───── RECORDS SUPPLIED

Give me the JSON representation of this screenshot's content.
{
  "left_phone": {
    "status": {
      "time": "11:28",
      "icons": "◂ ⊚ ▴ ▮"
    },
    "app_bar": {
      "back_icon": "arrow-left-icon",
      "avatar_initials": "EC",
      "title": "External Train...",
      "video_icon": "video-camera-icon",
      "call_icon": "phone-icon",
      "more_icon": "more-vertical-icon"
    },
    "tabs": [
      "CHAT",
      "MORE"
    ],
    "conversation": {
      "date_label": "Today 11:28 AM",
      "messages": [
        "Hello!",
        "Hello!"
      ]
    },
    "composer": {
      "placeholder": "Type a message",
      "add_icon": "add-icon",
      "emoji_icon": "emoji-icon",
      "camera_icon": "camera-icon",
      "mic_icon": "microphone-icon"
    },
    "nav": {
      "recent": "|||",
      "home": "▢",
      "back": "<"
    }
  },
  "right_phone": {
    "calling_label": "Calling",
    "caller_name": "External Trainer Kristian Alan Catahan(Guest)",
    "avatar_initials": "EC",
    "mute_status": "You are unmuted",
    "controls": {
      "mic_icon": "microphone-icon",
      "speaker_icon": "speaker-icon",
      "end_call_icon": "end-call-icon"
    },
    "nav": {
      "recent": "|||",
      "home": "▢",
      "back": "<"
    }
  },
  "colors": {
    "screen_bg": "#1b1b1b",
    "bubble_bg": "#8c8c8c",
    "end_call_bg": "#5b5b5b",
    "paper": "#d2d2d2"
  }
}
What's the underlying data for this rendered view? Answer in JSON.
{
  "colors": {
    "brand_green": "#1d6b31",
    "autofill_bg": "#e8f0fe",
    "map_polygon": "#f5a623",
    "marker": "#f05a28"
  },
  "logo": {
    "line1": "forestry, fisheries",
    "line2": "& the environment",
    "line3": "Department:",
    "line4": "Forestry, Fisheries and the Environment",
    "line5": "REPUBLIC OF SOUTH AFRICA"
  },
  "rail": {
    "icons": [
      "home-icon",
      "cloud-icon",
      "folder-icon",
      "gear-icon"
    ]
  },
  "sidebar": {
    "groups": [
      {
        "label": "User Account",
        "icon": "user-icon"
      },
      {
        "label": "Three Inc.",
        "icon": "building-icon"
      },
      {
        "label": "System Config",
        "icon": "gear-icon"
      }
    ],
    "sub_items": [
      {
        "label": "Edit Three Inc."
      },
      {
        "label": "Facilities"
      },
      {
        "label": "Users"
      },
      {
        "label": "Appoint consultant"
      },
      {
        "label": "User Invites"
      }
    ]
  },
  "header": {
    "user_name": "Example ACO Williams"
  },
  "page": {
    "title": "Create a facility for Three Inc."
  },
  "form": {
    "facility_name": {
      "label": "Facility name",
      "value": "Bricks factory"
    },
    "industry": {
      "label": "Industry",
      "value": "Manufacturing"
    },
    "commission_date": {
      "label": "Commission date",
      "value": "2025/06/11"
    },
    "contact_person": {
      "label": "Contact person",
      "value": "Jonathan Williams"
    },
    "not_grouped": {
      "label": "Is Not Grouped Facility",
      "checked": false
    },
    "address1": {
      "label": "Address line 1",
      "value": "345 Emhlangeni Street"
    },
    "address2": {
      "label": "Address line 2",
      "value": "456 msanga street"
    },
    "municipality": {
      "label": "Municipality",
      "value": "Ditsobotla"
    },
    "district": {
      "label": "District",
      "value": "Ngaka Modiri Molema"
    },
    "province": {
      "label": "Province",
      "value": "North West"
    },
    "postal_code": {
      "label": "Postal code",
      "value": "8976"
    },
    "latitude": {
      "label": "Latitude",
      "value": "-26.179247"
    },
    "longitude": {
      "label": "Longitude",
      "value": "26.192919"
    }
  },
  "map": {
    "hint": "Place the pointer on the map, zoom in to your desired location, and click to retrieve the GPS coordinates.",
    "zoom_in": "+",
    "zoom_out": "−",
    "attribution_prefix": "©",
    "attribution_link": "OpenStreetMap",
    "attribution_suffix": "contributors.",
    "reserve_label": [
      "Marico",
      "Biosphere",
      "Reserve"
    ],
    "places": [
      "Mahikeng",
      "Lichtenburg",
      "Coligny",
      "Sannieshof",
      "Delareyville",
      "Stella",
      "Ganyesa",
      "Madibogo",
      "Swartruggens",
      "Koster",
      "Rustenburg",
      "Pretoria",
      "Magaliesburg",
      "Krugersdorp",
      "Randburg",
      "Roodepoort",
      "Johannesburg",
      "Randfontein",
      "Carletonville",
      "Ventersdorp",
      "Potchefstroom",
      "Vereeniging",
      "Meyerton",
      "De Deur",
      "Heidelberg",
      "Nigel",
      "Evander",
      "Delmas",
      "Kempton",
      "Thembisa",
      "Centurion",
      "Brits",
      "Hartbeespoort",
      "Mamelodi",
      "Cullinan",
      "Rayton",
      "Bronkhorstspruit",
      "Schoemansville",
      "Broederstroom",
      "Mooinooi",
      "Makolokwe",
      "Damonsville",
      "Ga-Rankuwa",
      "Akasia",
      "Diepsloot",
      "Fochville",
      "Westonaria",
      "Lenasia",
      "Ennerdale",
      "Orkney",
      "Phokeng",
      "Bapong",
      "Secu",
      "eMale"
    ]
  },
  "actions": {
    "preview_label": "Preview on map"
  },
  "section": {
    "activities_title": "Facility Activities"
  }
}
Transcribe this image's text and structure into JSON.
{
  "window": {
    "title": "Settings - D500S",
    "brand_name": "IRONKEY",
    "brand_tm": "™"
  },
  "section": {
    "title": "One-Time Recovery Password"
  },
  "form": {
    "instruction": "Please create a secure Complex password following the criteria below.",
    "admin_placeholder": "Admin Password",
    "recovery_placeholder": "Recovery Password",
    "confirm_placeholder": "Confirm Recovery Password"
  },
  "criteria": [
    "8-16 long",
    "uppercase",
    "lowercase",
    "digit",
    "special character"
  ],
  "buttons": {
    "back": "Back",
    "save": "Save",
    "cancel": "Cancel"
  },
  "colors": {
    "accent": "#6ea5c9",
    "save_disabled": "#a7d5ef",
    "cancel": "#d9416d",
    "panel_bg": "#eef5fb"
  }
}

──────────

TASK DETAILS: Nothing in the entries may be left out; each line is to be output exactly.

YOUR SOLUTION:
Give me the JSON representation of this screenshot's content.
{
  "left_phone": {
    "status": {
      "time": "11:28",
      "icons": "◂ ⊚ ▴ ▮"
    },
    "app_bar": {
      "back_icon": "arrow-left-icon",
      "avatar_initials": "EC",
      "title": "External Train...",
      "video_icon": "video-camera-icon",
      "call_icon": "phone-icon",
      "more_icon": "more-vertical-icon"
    },
    "tabs": [
      "CHAT",
      "MORE"
    ],
    "conversation": {
      "date_label": "Today 11:28 AM",
      "messages": [
        "Hello!",
        "Hello!"
      ]
    },
    "composer": {
      "placeholder": "Type a message",
      "add_icon": "add-icon",
      "emoji_icon": "emoji-icon",
      "camera_icon": "camera-icon",
      "mic_icon": "microphone-icon"
    },
    "nav": {
      "recent": "|||",
      "home": "▢",
      "back": "<"
    }
  },
  "right_phone": {
    "calling_label": "Calling",
    "caller_name": "External Trainer Kristian Alan Catahan(Guest)",
    "avatar_initials": "EC",
    "mute_status": "You are unmuted",
    "controls": {
      "mic_icon": "microphone-icon",
      "speaker_icon": "speaker-icon",
      "end_call_icon": "end-call-icon"
    },
    "nav": {
      "recent": "|||",
      "home": "▢",
      "back": "<"
    }
  },
  "colors": {
    "screen_bg": "#1b1b1b",
    "bubble_bg": "#8c8c8c",
    "end_call_bg": "#5b5b5b",
    "paper": "#d2d2d2"
  }
}
What's the underlying data for this rendered view? Answer in JSON.
{
  "colors": {
    "brand_green": "#1d6b31",
    "autofill_bg": "#e8f0fe",
    "map_polygon": "#f5a623",
    "marker": "#f05a28"
  },
  "logo": {
    "line1": "forestry, fisheries",
    "line2": "& the environment",
    "line3": "Department:",
    "line4": "Forestry, Fisheries and the Environment",
    "line5": "REPUBLIC OF SOUTH AFRICA"
  },
  "rail": {
    "icons": [
      "home-icon",
      "cloud-icon",
      "folder-icon",
      "gear-icon"
    ]
  },
  "sidebar": {
    "groups": [
      {
        "label": "User Account",
        "icon": "user-icon"
      },
      {
        "label": "Three Inc.",
        "icon": "building-icon"
      },
      {
        "label": "System Config",
        "icon": "gear-icon"
      }
    ],
    "sub_items": [
      {
        "label": "Edit Three Inc."
      },
      {
        "label": "Facilities"
      },
      {
        "label": "Users"
      },
      {
        "label": "Appoint consultant"
      },
      {
        "label": "User Invites"
      }
    ]
  },
  "header": {
    "user_name": "Example ACO Williams"
  },
  "page": {
    "title": "Create a facility for Three Inc."
  },
  "form": {
    "facility_name": {
      "label": "Facility name",
      "value": "Bricks factory"
    },
    "industry": {
      "label": "Industry",
      "value": "Manufacturing"
    },
    "commission_date": {
      "label": "Commission date",
      "value": "2025/06/11"
    },
    "contact_person": {
      "label": "Contact person",
      "value": "Jonathan Williams"
    },
    "not_grouped": {
      "label": "Is Not Grouped Facility",
      "checked": false
    },
    "address1": {
      "label": "Address line 1",
      "value": "345 Emhlangeni Street"
    },
    "address2": {
      "label": "Address line 2",
      "value": "456 msanga street"
    },
    "municipality": {
      "label": "Municipality",
      "value": "Ditsobotla"
    },
    "district": {
      "label": "District",
      "value": "Ngaka Modiri Molema"
    },
    "province": {
      "label": "Province",
      "value": "North West"
    },
    "postal_code": {
      "label": "Postal code",
      "value": "8976"
    },
    "latitude": {
      "label": "Latitude",
      "value": "-26.179247"
    },
    "longitude": {
      "label": "Longitude",
      "value": "26.192919"
    }
  },
  "map": {
    "hint": "Place the pointer on the map, zoom in to your desired location, and click to retrieve the GPS coordinates.",
    "zoom_in": "+",
    "zoom_out": "−",
    "attribution_prefix": "©",
    "attribution_link": "OpenStreetMap",
    "attribution_suffix": "contributors.",
    "reserve_label": [
      "Marico",
      "Biosphere",
      "Reserve"
    ],
    "places": [
      "Mahikeng",
      "Lichtenburg",
      "Coligny",
      "Sannieshof",
      "Delareyville",
      "Stella",
      "Ganyesa",
      "Madibogo",
      "Swartruggens",
      "Koster",
      "Rustenburg",
      "Pretoria",
      "Magaliesburg",
      "Krugersdorp",
      "Randburg",
      "Roodepoort",
      "Johannesburg",
      "Randfontein",
      "Carletonville",
      "Ventersdorp",
      "Potchefstroom",
      "Vereeniging",
      "Meyerton",
      "De Deur",
      "Heidelberg",
      "Nigel",
      "Evander",
      "Delmas",
      "Kempton",
      "Thembisa",
      "Centurion",
      "Brits",
      "Hartbeespoort",
      "Mamelodi",
      "Cullinan",
      "Rayton",
      "Bronkhorstspruit",
      "Schoemansville",
      "Broederstroom",
      "Mooinooi",
      "Makolokwe",
      "Damonsville",
      "Ga-Rankuwa",
      "Akasia",
      "Diepsloot",
      "Fochville",
      "Westonaria",
      "Lenasia",
      "Ennerdale",
      "Orkney",
      "Phokeng",
      "Bapong",
      "Secu",
      "eMale"
    ]
  },
  "actions": {
    "preview_label": "Preview on map"
  },
  "section": {
    "activities_title": "Facility Activities"
  }
}
Transcribe this image's text and structure into JSON.
{
  "window": {
    "title": "Settings - D500S",
    "brand_name": "IRONKEY",
    "brand_tm": "™"
  },
  "section": {
    "title": "One-Time Recovery Password"
  },
  "form": {
    "instruction": "Please create a secure Complex password following the criteria below.",
    "admin_placeholder": "Admin Password",
    "recovery_placeholder": "Recovery Password",
    "confirm_placeholder": "Confirm Recovery Password"
  },
  "criteria": [
    "8-16 long",
    "uppercase",
    "lowercase",
    "digit",
    "special character"
  ],
  "buttons": {
    "back": "Back",
    "save": "Save",
    "cancel": "Cancel"
  },
  "colors": {
    "accent": "#6ea5c9",
    "save_disabled": "#a7d5ef",
    "cancel": "#d9416d",
    "panel_bg": "#eef5fb"
  }
}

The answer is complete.